by David Borden, December 10, 2012, 02:54pm

Posted in:

A mostly great piece in Rolling Stone this weekend, "Obama’s Pot Problem," missed the mark on the federal preemption question — can the feds shut down Washington and Colorado’s legalized regulation systems? Tim Dickinson wrote the following on that subject:

[T]he administration appears to have an open-and-shut case: Federal law trumps state law when the two contradict. What’s more, the Supreme Court has spoken on marijuana law: In the 2005 case Gonzales v. Raich contesting medical marijuana in California, the court ruled that the federal government can regulate even tiny quantities of pot – including those grown and sold purely within state borders – because the drug is ultimately connected to interstate commerce. If the courts side with the administration, a judge could issue an immediate injunction blocking Washington and Colorado from regulating or taxing the growing and selling of pot – actions that would be considered trafficking under the Controlled Substances Act.

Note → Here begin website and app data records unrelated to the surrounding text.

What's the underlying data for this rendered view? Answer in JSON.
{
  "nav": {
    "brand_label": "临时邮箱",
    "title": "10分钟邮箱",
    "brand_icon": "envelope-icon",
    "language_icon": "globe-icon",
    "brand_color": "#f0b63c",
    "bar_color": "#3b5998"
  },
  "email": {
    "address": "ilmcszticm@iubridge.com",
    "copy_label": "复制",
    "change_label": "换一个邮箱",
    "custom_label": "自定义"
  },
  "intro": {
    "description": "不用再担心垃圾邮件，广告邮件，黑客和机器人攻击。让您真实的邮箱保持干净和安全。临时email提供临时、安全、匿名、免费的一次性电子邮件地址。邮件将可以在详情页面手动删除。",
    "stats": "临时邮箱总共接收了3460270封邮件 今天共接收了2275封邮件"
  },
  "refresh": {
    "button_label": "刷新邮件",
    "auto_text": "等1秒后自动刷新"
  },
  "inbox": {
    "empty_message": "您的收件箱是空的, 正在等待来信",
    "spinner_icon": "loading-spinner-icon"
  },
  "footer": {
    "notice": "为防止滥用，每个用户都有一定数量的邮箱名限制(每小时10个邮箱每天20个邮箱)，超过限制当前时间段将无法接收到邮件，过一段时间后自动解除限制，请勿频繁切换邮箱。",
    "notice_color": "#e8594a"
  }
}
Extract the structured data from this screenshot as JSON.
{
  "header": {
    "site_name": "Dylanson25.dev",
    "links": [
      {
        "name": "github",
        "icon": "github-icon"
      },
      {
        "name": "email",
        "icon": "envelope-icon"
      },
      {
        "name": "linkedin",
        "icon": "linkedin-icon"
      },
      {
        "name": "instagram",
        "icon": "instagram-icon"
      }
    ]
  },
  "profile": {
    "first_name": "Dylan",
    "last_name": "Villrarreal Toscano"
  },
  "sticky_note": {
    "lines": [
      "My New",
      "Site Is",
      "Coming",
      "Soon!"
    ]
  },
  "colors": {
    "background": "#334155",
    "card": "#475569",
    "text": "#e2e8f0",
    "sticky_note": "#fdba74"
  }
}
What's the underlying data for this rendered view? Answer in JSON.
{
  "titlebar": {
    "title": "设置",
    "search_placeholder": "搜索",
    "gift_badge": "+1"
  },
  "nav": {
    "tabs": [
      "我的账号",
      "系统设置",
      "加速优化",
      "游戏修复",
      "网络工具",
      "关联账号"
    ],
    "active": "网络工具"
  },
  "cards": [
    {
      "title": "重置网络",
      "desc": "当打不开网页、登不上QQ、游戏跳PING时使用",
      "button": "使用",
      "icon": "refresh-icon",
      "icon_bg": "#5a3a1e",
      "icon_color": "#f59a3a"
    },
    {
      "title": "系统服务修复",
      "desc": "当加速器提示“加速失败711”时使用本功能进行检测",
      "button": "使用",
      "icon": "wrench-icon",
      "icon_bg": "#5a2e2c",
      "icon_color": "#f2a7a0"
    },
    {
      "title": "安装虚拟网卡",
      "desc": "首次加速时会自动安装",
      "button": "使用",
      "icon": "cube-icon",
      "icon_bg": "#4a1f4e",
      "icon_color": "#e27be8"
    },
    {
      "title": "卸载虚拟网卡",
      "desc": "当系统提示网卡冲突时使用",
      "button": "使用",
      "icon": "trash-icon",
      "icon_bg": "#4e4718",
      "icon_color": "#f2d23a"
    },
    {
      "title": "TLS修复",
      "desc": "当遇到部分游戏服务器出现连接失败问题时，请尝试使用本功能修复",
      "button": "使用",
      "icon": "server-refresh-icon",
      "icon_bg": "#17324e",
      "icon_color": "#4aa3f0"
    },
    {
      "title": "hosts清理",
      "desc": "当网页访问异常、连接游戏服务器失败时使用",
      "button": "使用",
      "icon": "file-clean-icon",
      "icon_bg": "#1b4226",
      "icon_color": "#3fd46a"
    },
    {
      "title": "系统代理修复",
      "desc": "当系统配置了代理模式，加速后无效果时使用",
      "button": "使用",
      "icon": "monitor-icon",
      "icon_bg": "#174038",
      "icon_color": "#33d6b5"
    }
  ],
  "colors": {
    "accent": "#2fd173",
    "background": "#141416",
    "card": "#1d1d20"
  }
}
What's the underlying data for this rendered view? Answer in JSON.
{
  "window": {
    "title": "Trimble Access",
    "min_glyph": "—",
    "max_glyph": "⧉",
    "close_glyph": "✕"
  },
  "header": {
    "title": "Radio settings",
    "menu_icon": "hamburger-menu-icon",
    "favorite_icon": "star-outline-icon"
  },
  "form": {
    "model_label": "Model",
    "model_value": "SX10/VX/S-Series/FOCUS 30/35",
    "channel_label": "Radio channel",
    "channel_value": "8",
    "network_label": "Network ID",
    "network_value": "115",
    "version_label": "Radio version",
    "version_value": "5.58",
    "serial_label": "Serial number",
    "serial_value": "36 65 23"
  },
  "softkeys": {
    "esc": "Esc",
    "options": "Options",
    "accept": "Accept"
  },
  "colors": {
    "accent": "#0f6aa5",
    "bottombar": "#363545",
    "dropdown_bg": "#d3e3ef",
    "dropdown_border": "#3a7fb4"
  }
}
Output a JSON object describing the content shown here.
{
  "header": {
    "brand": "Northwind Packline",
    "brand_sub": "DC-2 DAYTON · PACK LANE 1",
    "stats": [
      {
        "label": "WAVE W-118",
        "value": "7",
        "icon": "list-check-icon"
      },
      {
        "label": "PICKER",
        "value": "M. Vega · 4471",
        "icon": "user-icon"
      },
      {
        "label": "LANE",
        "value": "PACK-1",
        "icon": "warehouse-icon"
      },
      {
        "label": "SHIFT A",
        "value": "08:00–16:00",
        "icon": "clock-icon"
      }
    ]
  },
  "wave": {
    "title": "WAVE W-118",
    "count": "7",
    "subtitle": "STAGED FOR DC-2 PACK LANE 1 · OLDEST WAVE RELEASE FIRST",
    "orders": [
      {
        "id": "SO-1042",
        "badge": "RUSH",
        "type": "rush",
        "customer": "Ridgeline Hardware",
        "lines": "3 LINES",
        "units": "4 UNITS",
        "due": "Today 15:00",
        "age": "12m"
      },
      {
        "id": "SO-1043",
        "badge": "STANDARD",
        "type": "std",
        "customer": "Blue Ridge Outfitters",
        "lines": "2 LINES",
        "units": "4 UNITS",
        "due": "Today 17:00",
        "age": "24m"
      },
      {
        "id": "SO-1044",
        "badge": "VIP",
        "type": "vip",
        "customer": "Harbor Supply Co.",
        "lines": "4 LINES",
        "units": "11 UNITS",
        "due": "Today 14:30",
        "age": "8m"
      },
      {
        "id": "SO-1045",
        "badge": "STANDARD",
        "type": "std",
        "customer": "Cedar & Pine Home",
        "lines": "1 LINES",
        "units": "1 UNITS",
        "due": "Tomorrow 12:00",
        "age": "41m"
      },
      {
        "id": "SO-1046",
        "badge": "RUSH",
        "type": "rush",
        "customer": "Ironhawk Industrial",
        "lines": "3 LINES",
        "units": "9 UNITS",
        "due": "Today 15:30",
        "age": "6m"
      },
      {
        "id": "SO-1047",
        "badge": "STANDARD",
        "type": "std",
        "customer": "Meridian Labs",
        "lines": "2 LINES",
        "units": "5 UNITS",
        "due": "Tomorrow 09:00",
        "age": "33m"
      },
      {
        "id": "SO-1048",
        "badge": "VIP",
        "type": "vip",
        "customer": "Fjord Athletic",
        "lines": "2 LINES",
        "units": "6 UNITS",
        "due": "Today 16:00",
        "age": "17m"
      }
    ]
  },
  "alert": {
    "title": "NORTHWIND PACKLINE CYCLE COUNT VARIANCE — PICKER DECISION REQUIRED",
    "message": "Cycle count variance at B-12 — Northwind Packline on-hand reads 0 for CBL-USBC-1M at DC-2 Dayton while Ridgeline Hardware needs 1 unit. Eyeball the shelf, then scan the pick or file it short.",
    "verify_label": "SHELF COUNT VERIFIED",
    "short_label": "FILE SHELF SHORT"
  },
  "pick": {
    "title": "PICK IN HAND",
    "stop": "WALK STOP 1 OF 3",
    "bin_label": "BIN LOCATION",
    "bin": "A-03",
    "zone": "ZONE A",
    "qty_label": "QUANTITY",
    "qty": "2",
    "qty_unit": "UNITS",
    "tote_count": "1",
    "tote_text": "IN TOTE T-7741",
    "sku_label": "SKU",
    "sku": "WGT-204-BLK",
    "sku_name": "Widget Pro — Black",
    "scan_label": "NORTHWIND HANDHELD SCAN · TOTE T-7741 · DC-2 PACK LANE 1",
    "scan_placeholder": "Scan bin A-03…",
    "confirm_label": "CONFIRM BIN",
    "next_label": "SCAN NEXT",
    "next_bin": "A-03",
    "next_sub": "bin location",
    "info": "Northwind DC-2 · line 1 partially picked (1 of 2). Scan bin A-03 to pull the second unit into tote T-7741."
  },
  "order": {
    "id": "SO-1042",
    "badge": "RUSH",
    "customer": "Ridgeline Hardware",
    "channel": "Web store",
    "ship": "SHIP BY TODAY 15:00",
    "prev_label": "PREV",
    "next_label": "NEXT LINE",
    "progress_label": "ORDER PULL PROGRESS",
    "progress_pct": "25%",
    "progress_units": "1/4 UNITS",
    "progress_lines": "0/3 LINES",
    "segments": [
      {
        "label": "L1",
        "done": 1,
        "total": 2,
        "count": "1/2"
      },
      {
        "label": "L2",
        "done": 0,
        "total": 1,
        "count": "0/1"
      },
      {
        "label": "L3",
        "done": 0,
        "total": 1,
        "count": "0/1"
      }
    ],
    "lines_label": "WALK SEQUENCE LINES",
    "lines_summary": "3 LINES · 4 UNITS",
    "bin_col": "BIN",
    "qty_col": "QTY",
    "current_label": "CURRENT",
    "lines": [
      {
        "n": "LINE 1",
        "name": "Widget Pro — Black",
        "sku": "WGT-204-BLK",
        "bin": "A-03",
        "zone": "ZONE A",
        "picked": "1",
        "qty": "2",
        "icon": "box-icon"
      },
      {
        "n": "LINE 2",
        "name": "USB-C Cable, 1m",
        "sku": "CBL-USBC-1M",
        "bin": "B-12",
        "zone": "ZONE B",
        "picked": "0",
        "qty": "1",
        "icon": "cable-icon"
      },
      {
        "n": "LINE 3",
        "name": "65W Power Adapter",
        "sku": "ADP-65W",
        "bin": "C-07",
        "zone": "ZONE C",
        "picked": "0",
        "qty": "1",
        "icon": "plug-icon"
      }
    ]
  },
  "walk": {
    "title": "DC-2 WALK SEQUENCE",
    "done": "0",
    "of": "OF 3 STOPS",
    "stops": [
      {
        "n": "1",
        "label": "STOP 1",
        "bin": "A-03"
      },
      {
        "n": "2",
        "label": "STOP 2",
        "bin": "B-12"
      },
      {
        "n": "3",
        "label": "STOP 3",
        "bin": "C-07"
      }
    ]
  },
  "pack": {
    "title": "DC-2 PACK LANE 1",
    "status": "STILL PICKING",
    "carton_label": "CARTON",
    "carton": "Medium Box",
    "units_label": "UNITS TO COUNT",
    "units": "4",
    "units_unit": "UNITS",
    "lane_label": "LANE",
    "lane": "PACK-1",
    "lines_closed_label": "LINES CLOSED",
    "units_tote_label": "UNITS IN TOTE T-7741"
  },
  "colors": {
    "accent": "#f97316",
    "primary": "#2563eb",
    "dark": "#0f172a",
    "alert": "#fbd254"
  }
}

But a former Bush administration official quoted in the New York Times on Thursday, former DOJ civil division head Gregory Katsas, made the opposite prediction. Katsas was "skeptical" that a preemption lawsuit would succeed, according to the Times. Why? Perhaps because it’s not just that the feds can’t force states to criminalize drug possession, as Kevin Sabet selectively pointed out to Dickinson. It’s also the case that they probably can’t directly force the states to criminalize sales either. The Controlled Substances Act in fact leans against federal preemption of state drug policy, as pointed out in a law professors brief on preemption submitted in a California case this year.

Dickinson also pointed out that federal officials had used threats to prosecute state employees involved in implementing regulations for medical marijuana. In my opinion the US Attorney letters were deliberately vague — scary enough to influence state officials, but in most if not all cases stopping short of explicitly making that threat. A better piece of evidence, I think, is that in 16 years of state medical marijuana laws, no federal prosecutor has ever tried to actually invalidate such a law in court, not even after the Raich ruling. Why not? They must not think they have a slam dunk case. And if preemption is not a slam dunk for medical marijuana, then it’s not a slam dunk when it comes to legalization either, although there are additional arguments to throw against full legalization.

The reality is that no one knows how this will turn out if it goes to court. Raich established that federal police agencies can use their powers in medical marijuana states to continue to criminalize marijuana federally, justified by the Interstate Commerce Clause. But that is not the same as having the power to forbid states from granting exceptions to the states’ own anti-marijuana sales laws, which in legal terms is what the regulatory frameworks do, and plenty of smart lawyers are skeptical that they can do that. This is not a slam dunk either way.

CONTINUE READING HERE….